By the early years of the 1930s, crepe paper was at a crossroads. On one hand, published patents suggest that Dennison made improvements in the material. Newer consumer products, like paper die cut-outs, replaced old-fashioned crepe. Dennison manufactured some of these items. At the same time, the popularity of materials such as cellophane created competition with crepe paper. Where crepe was once the preferred material for wrapping gifts and favors, taste makers pushed cellophane in periodicals and advertisements as the more successful material.
“Key Findings about Dennison Crepe Paper,” Ernest Dichter papers, box 41, Hagley Museum and Library, Wilmington, Delaware.
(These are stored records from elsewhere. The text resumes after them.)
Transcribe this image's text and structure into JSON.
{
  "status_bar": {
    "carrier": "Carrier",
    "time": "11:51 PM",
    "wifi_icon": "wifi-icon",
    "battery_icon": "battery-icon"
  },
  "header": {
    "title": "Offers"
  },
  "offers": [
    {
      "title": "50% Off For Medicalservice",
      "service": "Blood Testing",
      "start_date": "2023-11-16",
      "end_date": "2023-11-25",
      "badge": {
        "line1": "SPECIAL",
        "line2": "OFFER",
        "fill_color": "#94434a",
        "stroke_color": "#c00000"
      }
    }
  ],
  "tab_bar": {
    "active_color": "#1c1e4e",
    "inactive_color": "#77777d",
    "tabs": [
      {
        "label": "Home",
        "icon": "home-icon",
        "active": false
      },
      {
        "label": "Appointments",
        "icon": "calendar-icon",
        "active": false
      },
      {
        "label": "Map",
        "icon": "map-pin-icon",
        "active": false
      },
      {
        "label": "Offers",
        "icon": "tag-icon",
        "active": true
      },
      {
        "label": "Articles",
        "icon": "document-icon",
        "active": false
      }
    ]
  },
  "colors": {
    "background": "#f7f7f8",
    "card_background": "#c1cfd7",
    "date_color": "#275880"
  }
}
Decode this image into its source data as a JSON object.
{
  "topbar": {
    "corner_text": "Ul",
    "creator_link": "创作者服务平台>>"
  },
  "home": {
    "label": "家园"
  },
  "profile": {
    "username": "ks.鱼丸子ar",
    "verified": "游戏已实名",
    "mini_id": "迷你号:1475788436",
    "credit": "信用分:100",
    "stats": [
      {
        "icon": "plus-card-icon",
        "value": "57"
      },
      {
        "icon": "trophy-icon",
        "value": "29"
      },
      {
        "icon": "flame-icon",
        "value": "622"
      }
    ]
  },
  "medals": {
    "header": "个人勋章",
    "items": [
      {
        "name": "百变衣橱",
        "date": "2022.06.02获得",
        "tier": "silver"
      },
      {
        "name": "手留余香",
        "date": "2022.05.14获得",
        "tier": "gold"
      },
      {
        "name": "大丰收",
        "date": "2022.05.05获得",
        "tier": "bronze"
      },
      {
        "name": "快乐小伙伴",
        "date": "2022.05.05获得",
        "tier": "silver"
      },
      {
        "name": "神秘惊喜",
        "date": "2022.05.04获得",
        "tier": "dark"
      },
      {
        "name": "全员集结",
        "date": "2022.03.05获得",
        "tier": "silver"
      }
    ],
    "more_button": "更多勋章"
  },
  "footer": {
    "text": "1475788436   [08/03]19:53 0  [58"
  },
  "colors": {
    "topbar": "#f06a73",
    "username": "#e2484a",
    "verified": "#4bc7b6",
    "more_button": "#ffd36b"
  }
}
“Favors for the Children’s Christmas Party,” Parties 4, no 4, 1930, 13, “Party Decorations and Favors,” Parties 5, no 2, 1931, 14-15.